Put more simply: the more you give to Jolkona, the more the Seattle foundation will match.

The Kona fund: help us help others

We have over 120 projects at Jolkona. And today we’re asking you to support one of our very own, the Kona fund. By giving to Jolkona via the Seattle Foundation you enable us to continue our mission: to reach out to and connect a new generation of philanthropists with our global partners and their projects through our innovative microgiving online platform.

Give Back. GiveBig

Here’s your chance to help us help others. Give to Jolkona via the Seattle Foundation webpage and watch your donation stretch. To do so, follow the very simple instructions:

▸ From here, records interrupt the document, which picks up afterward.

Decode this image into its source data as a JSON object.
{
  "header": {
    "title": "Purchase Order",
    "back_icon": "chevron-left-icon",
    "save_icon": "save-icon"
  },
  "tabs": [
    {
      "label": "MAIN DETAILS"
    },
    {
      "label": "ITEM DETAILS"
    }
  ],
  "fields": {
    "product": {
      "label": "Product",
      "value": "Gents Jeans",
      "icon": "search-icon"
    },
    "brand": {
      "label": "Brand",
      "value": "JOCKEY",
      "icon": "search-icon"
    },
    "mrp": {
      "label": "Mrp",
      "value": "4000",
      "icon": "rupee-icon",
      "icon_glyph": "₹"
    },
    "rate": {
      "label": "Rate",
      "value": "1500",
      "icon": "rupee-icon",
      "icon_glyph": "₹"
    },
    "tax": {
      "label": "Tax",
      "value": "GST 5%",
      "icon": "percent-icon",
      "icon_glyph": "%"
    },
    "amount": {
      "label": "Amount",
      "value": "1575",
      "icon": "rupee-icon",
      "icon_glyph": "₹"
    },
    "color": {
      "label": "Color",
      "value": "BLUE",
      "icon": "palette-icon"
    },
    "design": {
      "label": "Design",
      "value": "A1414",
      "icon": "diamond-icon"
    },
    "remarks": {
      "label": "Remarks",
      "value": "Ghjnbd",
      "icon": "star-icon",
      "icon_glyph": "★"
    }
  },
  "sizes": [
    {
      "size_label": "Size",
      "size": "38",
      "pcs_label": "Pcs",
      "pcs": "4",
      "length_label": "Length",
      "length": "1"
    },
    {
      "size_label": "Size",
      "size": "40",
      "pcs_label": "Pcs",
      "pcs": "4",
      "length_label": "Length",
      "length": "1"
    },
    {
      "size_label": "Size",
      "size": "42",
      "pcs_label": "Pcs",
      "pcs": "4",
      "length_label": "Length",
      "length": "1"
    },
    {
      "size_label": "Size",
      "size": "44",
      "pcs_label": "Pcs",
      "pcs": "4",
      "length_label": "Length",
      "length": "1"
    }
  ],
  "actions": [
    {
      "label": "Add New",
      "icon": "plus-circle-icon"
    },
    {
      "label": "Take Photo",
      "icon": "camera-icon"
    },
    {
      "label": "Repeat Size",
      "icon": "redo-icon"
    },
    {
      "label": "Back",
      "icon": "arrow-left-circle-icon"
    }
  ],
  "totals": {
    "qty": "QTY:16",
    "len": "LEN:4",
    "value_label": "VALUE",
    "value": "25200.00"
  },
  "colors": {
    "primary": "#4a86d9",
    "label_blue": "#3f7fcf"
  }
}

  1. Go to Jolkona’page on The Seattle Foundation website today between 12am and 11.59pm (PT). (To be eligible for stretch funds, your donation must be made through The Seattle Foundation website).
  2. Click on ‘Donate Now”. Donations can only be made by credit card. Give a little – or a lot – and watch it stretch!
  3. Tell others about your donation through Facebook, LinkedIn and Twitter. Encourage your friends to GiveBIG to Jolkona.

Stretch your donation; enlarge the love. GiveBig.


At Jolkona we believe online philanthropy is the future of giving. Our online model has been at the heart of what we’re about since we began. It’s important to us not just because it’s hip (though it is that as well), but because online giving is incredibly effective and powerful. Our ultimate goal is impact – more of it. Going on online and making philanthropy more accessible and more transparent, we believe, is the best way to see this impact achieved.

This week we’re highlighting two great events in our calender: Seattle Foundation’s GiveBig (blog post to follow tomorrow) and World Give Day. To encourage giving to these two campaigns, we wanted to present to you the raw facts about how successful online and social giving truly is.

This infographic was created by the brilliant Blackbuad, a software and services provider to nonprofits:

[click to enlarge infographic]